Work to be completed: Starting at the first line, copy the data below through to the end, exactly.
*** Begin section ***
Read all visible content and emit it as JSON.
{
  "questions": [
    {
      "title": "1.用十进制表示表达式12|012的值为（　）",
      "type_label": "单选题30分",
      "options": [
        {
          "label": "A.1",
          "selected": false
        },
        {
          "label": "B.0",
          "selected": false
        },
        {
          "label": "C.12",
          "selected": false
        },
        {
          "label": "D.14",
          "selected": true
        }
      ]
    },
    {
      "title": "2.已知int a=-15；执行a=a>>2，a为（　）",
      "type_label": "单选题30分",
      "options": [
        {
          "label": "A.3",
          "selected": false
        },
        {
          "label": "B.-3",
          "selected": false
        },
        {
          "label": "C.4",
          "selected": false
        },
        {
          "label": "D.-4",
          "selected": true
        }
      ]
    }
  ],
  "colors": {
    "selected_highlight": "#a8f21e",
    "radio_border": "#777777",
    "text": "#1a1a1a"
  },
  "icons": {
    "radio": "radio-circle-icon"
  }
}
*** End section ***
Exercise solution:
Read all visible content and emit it as JSON.
{
  "questions": [
    {
      "title": "1.用十进制表示表达式12|012的值为（　）",
      "type_label": "单选题30分",
      "options": [
        {
          "label": "A.1",
          "selected": false
        },
        {
          "label": "B.0",
          "selected": false
        },
        {
          "label": "C.12",
          "selected": false
        },
        {
          "label": "D.14",
          "selected": true
        }
      ]
    },
    {
      "title": "2.已知int a=-15；执行a=a>>2，a为（　）",
      "type_label": "单选题30分",
      "options": [
        {
          "label": "A.3",
          "selected": false
        },
        {
          "label": "B.-3",
          "selected": false
        },
        {
          "label": "C.4",
          "selected": false
        },
        {
          "label": "D.-4",
          "selected": true
        }
      ]
    }
  ],
  "colors": {
    "selected_highlight": "#a8f21e",
    "radio_border": "#777777",
    "text": "#1a1a1a"
  },
  "icons": {
    "radio": "radio-circle-icon"
  }
}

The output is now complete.